On the other hand, Los Angeles novelist Steve Erickson, critically acclaimed author of “Tours of the Black Clock” and “Leap Year,” believes that Ellroy is a trail blazer. His friend Ellroy is “an enormously ambitious writer who really means . . . to use genre fiction or pulp fiction as a foundation for writing serious novels,” he says.

In a profile of Ellroy for the L.A. Weekly, Erickson also noted, “One of the recurring lessons of James Ellroy’s work is that nothing is so vicious it’s beyond human, that the things we might suppose are unspeakable only wait for a new language.”

Compared with what went before, Ellroy’s life in 1990 is a continent of calm. He was married 18 months ago. He and his wife, Mary, moved into their new house in Connecticut this month. Ellroy concedes that he may need the order of his new life.

“I’m a square white guy living in Connecticut,” he says with a straight face. “I like some middle-class trappings like living in a clean neighborhood where you’re not tripping over 46 junkies on your way down to the store. But I’ve got all the turmoil going on in my head at the same time. Sometimes I think that I need the outward protection of my surroundings in order to live comfortably in my head.”

At the moment, Ellroy’s head is recovering from the marathon of writing “L.A. Confidential.”

“If I kick of a heart attack six or seven years down the road, it’ll be because this book took a lot out of me,” he says. “It was the toughest piece of work I’ve ever done.
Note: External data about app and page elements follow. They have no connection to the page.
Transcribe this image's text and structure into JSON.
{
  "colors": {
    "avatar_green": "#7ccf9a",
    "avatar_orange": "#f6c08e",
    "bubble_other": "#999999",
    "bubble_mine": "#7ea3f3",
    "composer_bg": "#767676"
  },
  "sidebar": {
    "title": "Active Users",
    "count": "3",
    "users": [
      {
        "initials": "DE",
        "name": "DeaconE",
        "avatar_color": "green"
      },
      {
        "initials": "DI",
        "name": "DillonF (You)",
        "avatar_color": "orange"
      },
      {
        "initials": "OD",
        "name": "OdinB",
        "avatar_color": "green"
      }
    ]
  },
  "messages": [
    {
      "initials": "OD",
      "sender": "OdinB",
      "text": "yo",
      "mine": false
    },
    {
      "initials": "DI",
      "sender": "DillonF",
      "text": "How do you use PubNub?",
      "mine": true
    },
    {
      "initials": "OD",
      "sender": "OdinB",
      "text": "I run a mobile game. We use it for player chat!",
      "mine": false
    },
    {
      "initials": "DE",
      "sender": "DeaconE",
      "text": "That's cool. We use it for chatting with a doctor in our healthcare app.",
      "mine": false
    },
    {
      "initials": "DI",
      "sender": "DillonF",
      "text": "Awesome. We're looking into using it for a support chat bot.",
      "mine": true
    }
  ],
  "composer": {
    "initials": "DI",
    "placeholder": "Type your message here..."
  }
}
It’s dense, it’s complex, it’s layered, it’s long.” Before he carved out more than 100 pages, the massive typed manuscript weighed in at more than 800 pages, he adds.

One reason for Ellroy’s exhaustion may be the low-tech way he writes his books. “I write by hand. I block print all capitals and I have this great typist who works for me who always knows what to capitalize and what not to,” he says.
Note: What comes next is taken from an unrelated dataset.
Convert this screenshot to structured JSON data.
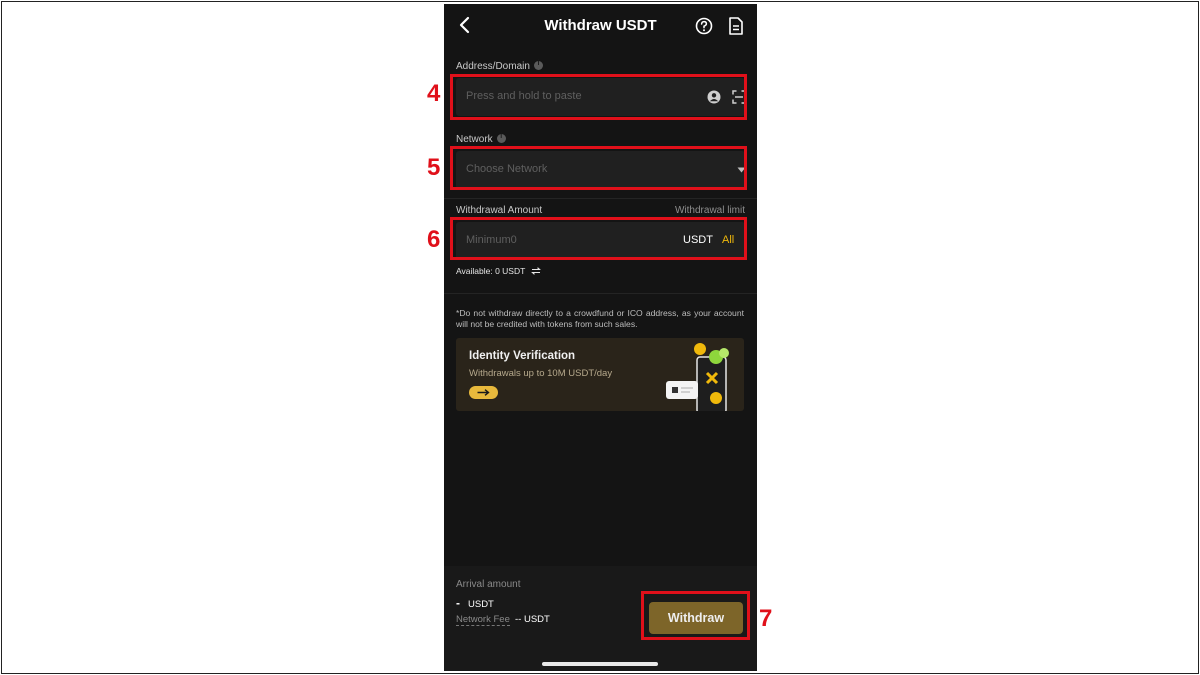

In “L.A. Confidential,” Ellroy has produced what is probably his most experimental book. The condensed prose, the result of editing down the original manuscript, seems to hurtle along, giving a reader a sense of boarding a high-speed train loaded with disaster and mayhem.

Take, for example, the novel’s first paragraph, arguably the most uneventful in the entire book:
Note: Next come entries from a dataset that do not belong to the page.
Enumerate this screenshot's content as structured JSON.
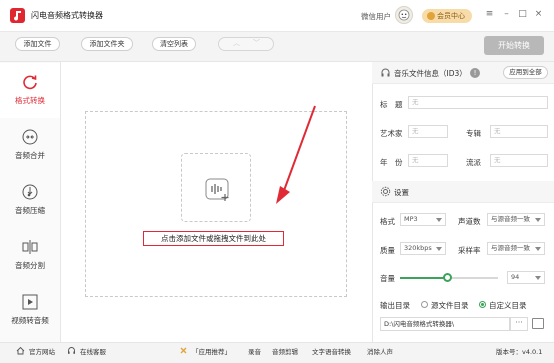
{
  "app": {
    "title": "闪电音频格式转换器"
  },
  "header": {
    "user_label": "微信用户",
    "vip_label": "会员中心"
  },
  "window_controls": {
    "menu": "≡",
    "minimize": "–",
    "maximize": "□",
    "close": "×"
  },
  "toolbar": {
    "add_file": "添加文件",
    "add_folder": "添加文件夹",
    "clear_list": "清空列表",
    "start": "开始转换"
  },
  "sidebar": {
    "items": [
      {
        "label": "格式转换",
        "icon": "refresh-icon",
        "active": true
      },
      {
        "label": "音频合并",
        "icon": "merge-icon",
        "active": false
      },
      {
        "label": "音频压缩",
        "icon": "compress-icon",
        "active": false
      },
      {
        "label": "音频分割",
        "icon": "split-icon",
        "active": false
      },
      {
        "label": "视频转音频",
        "icon": "play-icon",
        "active": false
      }
    ]
  },
  "main": {
    "drop_hint": "点击添加文件或拖拽文件到此处"
  },
  "id3": {
    "title": "音乐文件信息（ID3）",
    "apply_all": "应用到全部",
    "title_label": "标　题",
    "artist_label": "艺术家",
    "album_label": "专辑",
    "year_label": "年　份",
    "genre_label": "流派",
    "placeholder": "无"
  },
  "settings": {
    "title": "设置",
    "format_label": "格式",
    "format_value": "MP3",
    "channels_label": "声道数",
    "channels_value": "与源音频一致",
    "quality_label": "质量",
    "quality_value": "320kbps",
    "samplerate_label": "采样率",
    "samplerate_value": "与源音频一致",
    "volume_label": "音量",
    "volume_value": "94",
    "volume_level": 0.47,
    "output_label": "输出目录",
    "output_option_source": "源文件目录",
    "output_option_custom": "自定义目录",
    "output_selected": "custom",
    "output_path": "D:\\闪电音频格式转换器\\",
    "browse": "···"
  },
  "footer": {
    "website": "官方网站",
    "support": "在线客服",
    "recommend": "「应用推荐」",
    "links": [
      "录音",
      "音频剪辑",
      "文字语音转换",
      "消除人声"
    ],
    "version": "版本号：v4.0.1"
  },
  "colors": {
    "accent": "#e02a35",
    "green": "#3ba35a"
  }
}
“An abandoned auto court in the San Berdoo foothills; Buzz Meeks checked in with $94,000, 18 pounds of high-grade heroin, a 10-gauge pump, a .38 special, a .45 automatic and a switch blade he’d bought off a pachuco at the border--right before he spotted the car parked across the line: Mickey Cohen goons in an LAPD unmarked, Tijuana cops standing by to boot jack a piece of his goodies, dump his body in the San Ysidro River.”

Less than three pages later, Meeks is dead, killed in a shoot-out with a posse of rogue police. And that is only the prologue.

Another bit of irony: With “L.A. Confidential,” Ellroy may be tapering off his intense preoccupation with Los Angeles. “White Jazz"--his next book and final installment in a quartet of Los Angeles novels that includes “The Black Dahlia” and “The Big Nowhere"--will be smaller and less complicated. After that, Ellroy says he’ll move on to other parts of the country, eventually re-creating 20th Century America in a series of crime novels.

He couldn’t stop writing even if he tried, he wryly admits.

“I know that I have to do it and it’s such a compulsion,” he says. “I know that I have to do it to feel good about myself. I know that my need to impress people and improve myself hasn’t abated with age. Nine books in, you’d think that it might. It gets worse.”